Grace to you!
I was at a funeral. The church was packed and overflowing. The music was nothing short of the beautiful chords and chants that could edify any soul. Amidst the tears and sorrows of the family and friends of the deceased, the support system displayed by the consoling crowd was refreshing.
Then came the time for the homily. The priest preached like an orator. Erudite and engaging. He was passionate and seemed to have a lot of credibility regarding his personal knowledge of the family of the deceased and the challenges associated with the moment of death.
I noticed that throughout the 8-minute homily, he crowned the dead person a saint. He spoke with assurance that he is in heaven. He used such emphatic certainty to console the family and friends gathered in the beautiful church.
After the homily, which by the way was received with a standing ovation, I noticed something else. I found that the rest of the prayers regarding the dead person at the Eucharistic Celebration were all a petition to God for the forgiveness of his sins and his justification. They were also for the living regarding the need to live righteously, a reminder that someday we all will die also.
One of the most emotional times during the funeral Mass was toward the end, when the priest invited the people to join him as he commended the dead to the Lord, what in our Catholic tradition we call final commendation. It was not a prayer of thanksgiving because of the death of the “claimed saint” as the preacher had made him to be. It was an intercession in hope for God to justify him and give him the grace of heaven.
From the background of communication—which I teach in the university—this is complete opposite of what the homilist preached. The preacher had given double, conflicting signals. In fact, his main thesis was a big fallacy. One cannot say that someone is already in heaven and at the same time be praying that he goes to heaven. Fallacious. Self-contradiction. Isn’t it?
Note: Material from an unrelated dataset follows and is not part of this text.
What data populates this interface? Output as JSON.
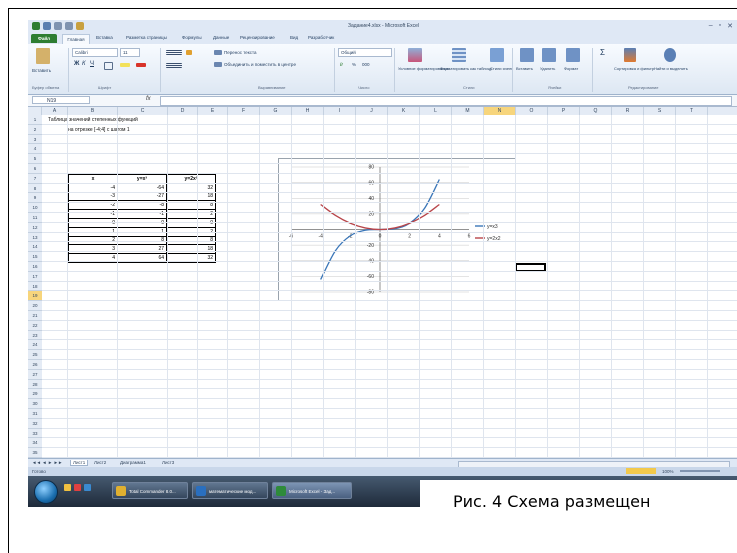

The issue for our prayerful reflection today as we meditate on the blessings of Advent is: Does everybody go to heaven, as many claim? Does ‘reasonable hope that all be saved’ (cf. 1 Tim 2:4), mean that all are saved? How do I receive the gift of heaven? Though this is a complex theological question, I would like to highlight one key idea drawn from our church reading of today. My thought here is shaped by our Catholic magisterial position.
Let’s see what the Gospel of Mathew (today’s gospel reading in our Catholic liturgy) writes regarding the Lord’s teaching on this matter. Jesus said to the disciples:“Not everyone who says to me, 'Lord, Lord,'will enter the Kingdom of heaven,but only the one who does the will of my Father in heaven” (Mt 7: 21).
The Lord is direct about his teaching as to heaven’s candidates. They are those who profess him as Lord, as well as do the will of God. That is what the Church calls faith working through charity (see Gal 5:6). St. James speaks of it like this: “Show me your faith and I will show you mine through my works” (Jas 2:18).
Heaven is God’s gift. God offers it to those willing to accept the offer and walk with the Lord. God will not do such a thing as to force anyone, even those who do not believe that heaven is for real, into heaven. That doesn’t sound like true mercy, not to talk of justice.
Do you want to go to heaven—and I tell you heaven is for real and hell is for real? Believe in the Christ, profess him as Lord and Savior, and do God’s will. That is, have faith in God and obey the Lord. Heaven is a gift. We receive this gift through faith lived in charity.
Praying for the grace of a happy death. Amen.
God love you. God bless you
Fr. Maurice Emelu
[Thursday Advent Week 1: 2015: Is 26:1-6; Matt. 7:21, 24-27]